In 2016, more than 1,000 people from 29 states registered for the challenge, which netted 106 snakes.

Three years earlier, a month-long contest included 1,600 hunters who bagged 68 snakes.

Since then, the Water Management District and FWC have initiated programs where trained hunters are paid to kill pythons. In September, the district gave a big boost to its python-hunting program, upping the annual budget of $225,000 by $750,000 — an increase that includes doubling the number of district-sanctioned python hunters to 50.

University of Florida wildlife ecology professor Frank Mazotti has said the paid hunting program has been the most successful removal efforts to date.

Since the district’s program began in March 2017, about 2,730 pythons had been removed by its hunters through early January.

"Getting people out there remains our most effective tool for removing pythons," Mazotti said in a fall interview. "However, it's still an open question whether or not it's really impacting the python population."

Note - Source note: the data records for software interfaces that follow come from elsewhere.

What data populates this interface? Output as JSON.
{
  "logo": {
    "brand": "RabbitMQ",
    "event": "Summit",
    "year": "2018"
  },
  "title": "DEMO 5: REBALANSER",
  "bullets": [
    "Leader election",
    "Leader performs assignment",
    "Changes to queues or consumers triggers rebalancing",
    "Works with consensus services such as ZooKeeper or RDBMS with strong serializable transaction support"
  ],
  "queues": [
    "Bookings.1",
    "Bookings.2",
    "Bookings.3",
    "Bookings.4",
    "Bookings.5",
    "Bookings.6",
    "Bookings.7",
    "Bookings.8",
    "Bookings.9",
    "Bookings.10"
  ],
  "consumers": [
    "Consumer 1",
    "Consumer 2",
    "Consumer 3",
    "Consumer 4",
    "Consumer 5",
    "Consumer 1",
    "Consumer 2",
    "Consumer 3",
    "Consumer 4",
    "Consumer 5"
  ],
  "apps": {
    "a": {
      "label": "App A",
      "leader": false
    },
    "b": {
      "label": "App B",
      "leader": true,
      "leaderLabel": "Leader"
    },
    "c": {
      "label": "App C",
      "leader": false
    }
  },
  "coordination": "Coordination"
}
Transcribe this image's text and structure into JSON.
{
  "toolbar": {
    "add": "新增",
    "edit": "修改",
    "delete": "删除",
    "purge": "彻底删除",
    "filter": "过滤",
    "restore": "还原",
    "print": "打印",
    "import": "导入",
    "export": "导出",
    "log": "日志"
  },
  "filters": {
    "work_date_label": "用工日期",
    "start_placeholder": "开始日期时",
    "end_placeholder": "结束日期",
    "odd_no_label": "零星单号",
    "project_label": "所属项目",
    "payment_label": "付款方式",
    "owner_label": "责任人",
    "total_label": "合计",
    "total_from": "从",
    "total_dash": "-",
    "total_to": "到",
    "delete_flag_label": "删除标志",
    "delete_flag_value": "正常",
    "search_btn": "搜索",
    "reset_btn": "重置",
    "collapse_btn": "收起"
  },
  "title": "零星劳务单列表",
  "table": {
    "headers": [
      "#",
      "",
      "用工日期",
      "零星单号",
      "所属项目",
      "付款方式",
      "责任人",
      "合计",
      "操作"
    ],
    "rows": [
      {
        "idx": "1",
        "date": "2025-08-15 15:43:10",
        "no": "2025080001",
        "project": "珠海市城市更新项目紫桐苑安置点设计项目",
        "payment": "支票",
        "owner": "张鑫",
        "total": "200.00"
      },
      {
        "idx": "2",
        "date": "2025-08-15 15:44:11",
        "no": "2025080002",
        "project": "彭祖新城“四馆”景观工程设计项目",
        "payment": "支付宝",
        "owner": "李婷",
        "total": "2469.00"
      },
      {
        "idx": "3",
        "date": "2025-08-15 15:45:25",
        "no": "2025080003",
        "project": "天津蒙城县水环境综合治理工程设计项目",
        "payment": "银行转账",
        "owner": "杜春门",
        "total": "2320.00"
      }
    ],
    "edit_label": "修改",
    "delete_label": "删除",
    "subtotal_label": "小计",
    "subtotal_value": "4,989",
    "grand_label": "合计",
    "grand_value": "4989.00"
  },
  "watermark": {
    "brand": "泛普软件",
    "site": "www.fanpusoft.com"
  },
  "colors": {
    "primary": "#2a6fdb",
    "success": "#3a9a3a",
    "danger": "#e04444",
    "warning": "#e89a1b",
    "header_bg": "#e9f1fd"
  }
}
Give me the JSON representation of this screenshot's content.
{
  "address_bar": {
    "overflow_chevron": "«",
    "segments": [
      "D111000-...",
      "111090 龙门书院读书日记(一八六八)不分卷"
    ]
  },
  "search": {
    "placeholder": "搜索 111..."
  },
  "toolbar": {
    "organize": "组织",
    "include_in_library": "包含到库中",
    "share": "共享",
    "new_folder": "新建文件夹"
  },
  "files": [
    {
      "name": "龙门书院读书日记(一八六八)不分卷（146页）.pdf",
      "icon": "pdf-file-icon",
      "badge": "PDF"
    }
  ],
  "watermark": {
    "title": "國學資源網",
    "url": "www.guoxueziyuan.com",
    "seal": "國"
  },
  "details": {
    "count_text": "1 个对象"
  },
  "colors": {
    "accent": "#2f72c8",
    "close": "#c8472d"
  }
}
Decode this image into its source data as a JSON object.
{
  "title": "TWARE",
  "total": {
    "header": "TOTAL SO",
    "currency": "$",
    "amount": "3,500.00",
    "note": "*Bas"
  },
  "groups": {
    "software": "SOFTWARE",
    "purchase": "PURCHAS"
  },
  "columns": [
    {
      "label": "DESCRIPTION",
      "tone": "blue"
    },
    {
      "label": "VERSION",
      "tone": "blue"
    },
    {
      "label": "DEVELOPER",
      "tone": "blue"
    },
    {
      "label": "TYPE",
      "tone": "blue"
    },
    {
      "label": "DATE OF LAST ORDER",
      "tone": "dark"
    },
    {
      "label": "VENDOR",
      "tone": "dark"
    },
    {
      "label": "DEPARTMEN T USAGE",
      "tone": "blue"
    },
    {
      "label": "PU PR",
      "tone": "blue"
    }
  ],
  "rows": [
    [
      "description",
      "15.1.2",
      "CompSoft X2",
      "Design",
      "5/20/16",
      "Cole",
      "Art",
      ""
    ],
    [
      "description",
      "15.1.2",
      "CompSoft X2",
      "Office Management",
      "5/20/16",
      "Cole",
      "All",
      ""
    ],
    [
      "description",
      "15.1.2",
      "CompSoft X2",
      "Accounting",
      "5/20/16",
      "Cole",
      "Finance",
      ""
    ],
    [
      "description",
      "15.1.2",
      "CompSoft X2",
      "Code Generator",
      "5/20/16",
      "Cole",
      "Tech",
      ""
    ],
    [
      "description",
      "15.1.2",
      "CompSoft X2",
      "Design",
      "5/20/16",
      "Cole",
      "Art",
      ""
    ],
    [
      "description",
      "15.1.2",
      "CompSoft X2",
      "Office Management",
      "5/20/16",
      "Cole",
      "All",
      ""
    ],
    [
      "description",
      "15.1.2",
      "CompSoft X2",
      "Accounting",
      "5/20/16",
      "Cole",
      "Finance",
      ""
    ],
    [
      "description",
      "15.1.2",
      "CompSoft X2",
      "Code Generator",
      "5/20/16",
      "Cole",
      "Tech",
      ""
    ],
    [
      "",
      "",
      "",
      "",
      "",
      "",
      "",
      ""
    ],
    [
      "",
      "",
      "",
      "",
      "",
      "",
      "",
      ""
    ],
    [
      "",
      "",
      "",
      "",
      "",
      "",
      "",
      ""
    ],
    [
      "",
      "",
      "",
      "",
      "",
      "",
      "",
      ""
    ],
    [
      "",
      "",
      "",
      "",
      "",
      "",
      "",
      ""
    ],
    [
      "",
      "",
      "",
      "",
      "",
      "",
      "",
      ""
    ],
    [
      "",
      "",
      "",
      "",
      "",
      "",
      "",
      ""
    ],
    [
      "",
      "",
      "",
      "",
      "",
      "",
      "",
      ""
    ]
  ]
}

This story originally published to, and was shared to other Florida newspapers in the new Gannett Media network.